Aging Drivers and the Law

For better or for worse- our current culture is very car-dependent; in many places- cars are the only convenient link to the outside world. Unfortunately- as people age- driving can become more difficult and more dangerous. The elderly drive less- but have more crashes per mile than younger drivers. This is partially because elderly individuals are more likely to be affected by poor eyesight- chronic disease- and medications that might impair driving.

States vary widely on how they treat older drivers.  (For information see each state’s license renewal procedures.) While no state will revoke a driver’s license based only on the driver’s age- some states put restrictions on license renewals for elderly drivers. Other states do not differentiate based on age- and still others have fewer requirements for older drivers.

The states that put restrictions on license renewals do so in a number of ways. Many have accelerated renewal periods for people over a certain age. These periods can vary widely. For example- Arizona requires everyone age 65 and older to renew their license every five years as opposed to every 12 years for people under age 65. Illinois has a 4-year renewal period- but the period shortens to two years if the driver is between the ages of 81 and 86- and then to 1 year if the driver is age 87 or older.

Some states require elderly drivers to take a vision test when renewing a license. Another way states monitor older drivers is by not allowing drivers over a certain age to renew their licenses by mail. Finally- Illinois requires a road test if the driver is 75 years old or older.
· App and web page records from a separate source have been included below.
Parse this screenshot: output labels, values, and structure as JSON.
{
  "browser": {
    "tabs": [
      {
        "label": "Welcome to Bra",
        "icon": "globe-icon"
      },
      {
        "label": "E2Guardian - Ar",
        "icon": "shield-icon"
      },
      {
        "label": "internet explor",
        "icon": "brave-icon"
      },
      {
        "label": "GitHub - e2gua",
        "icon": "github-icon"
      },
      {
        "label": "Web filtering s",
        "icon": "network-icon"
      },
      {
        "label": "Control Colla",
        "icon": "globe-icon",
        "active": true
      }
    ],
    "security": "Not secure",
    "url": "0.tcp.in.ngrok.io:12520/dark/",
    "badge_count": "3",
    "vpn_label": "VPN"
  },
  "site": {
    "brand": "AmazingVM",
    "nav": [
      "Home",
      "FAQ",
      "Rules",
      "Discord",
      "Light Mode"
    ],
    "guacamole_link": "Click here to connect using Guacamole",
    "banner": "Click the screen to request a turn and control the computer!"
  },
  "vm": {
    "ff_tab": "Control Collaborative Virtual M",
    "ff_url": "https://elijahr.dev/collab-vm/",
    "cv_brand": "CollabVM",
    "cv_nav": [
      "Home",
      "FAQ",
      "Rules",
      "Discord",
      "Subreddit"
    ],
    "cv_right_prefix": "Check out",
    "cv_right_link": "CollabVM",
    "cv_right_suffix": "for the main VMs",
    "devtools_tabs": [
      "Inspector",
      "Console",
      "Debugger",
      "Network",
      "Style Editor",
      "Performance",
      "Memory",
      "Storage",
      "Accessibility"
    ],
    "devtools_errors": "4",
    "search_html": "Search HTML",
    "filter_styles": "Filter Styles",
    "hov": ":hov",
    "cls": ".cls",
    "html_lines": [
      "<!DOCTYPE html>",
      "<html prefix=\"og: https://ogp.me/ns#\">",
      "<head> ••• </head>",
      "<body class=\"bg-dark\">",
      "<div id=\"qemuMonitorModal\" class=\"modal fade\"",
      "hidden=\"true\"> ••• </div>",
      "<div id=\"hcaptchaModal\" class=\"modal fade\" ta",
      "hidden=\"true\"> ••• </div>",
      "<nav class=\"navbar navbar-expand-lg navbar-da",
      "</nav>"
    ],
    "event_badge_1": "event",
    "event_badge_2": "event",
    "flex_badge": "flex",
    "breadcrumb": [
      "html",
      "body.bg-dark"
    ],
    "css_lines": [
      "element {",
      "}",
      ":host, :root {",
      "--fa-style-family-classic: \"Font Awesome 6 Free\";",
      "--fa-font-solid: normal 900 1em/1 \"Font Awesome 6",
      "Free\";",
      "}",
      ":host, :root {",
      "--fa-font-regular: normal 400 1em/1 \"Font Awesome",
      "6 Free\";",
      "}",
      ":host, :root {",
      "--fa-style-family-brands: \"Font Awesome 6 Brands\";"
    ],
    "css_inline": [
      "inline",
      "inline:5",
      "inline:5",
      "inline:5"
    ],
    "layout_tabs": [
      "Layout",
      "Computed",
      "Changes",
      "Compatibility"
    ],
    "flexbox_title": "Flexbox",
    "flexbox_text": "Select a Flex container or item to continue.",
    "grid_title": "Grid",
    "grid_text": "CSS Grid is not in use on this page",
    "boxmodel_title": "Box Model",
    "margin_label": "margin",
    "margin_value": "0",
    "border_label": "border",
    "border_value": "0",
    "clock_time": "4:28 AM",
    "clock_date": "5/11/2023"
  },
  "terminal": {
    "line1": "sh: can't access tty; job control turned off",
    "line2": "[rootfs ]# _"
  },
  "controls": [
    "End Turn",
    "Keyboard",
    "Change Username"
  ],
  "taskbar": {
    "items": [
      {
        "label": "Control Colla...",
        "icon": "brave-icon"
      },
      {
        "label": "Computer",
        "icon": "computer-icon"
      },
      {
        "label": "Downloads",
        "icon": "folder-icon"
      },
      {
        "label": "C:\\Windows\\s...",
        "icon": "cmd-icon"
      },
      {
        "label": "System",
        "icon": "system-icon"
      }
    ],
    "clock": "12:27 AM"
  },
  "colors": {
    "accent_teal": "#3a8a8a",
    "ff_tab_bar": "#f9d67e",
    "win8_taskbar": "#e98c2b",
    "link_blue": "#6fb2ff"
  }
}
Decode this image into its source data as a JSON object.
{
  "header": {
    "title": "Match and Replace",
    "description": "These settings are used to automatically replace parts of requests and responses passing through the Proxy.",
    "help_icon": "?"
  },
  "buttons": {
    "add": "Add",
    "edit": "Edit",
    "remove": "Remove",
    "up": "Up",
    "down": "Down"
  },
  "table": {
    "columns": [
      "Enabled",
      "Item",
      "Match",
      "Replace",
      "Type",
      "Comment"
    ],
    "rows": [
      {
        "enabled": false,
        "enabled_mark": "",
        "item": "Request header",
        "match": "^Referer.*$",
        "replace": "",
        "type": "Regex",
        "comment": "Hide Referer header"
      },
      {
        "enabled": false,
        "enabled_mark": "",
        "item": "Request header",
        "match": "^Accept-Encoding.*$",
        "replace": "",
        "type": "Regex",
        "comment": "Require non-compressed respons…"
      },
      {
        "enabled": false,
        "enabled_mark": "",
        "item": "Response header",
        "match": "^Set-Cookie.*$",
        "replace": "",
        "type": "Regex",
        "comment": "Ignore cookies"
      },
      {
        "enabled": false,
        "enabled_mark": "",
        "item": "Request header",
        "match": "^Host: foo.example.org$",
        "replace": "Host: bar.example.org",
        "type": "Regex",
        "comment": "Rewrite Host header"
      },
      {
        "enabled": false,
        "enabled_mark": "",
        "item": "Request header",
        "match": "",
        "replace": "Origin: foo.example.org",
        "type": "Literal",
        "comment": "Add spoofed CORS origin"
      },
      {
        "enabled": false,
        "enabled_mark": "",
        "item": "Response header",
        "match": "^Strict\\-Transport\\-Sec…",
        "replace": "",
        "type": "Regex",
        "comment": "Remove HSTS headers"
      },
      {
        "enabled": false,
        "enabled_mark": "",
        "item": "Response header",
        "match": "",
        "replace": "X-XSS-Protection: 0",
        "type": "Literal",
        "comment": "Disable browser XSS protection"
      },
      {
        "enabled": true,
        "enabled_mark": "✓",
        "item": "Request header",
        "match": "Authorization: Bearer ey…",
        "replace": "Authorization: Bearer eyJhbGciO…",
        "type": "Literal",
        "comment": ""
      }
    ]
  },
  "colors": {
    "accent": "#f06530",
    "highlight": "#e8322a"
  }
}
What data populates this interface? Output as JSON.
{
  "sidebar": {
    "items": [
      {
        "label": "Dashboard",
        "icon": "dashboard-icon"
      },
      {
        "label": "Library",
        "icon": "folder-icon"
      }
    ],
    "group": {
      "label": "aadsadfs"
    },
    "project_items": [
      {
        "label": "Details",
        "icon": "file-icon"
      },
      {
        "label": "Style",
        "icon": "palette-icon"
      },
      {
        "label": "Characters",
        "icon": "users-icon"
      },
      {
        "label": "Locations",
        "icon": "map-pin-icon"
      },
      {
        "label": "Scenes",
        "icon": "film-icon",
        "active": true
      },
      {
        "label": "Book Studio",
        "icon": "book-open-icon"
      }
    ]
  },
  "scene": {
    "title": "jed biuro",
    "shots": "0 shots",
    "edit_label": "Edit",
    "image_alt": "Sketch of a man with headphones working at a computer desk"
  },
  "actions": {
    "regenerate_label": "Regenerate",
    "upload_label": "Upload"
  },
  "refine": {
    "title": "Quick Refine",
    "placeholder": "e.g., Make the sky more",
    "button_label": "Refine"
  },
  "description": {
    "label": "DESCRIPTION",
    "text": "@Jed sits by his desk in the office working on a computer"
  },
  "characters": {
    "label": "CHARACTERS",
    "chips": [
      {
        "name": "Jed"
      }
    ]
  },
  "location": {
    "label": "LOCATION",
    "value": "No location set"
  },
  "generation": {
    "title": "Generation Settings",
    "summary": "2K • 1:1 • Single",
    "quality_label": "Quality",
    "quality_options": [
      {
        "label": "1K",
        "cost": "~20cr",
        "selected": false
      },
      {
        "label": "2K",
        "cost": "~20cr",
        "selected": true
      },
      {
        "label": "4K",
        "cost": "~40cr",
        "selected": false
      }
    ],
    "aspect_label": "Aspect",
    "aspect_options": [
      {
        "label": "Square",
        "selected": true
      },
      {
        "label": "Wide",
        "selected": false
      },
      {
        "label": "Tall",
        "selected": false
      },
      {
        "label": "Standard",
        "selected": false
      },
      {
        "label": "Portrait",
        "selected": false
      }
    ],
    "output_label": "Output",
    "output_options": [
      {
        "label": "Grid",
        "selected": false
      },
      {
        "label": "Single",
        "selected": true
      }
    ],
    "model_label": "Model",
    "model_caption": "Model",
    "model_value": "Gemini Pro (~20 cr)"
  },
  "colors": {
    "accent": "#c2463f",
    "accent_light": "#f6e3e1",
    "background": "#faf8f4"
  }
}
While not all states put restrictions on license renewals- all state Departments of Motor Vehicles- Highway Safety- or Transportation have an office where a family member or doctor can make a referral about an unsafe driver. The state office will investigate the claim- and the driver may have to take a road test. Doctors are generally not required to report patients they feel are unsafe. In California- however- doctors must report demented patients and in California and a few other states doctors must report patients with epilepsy.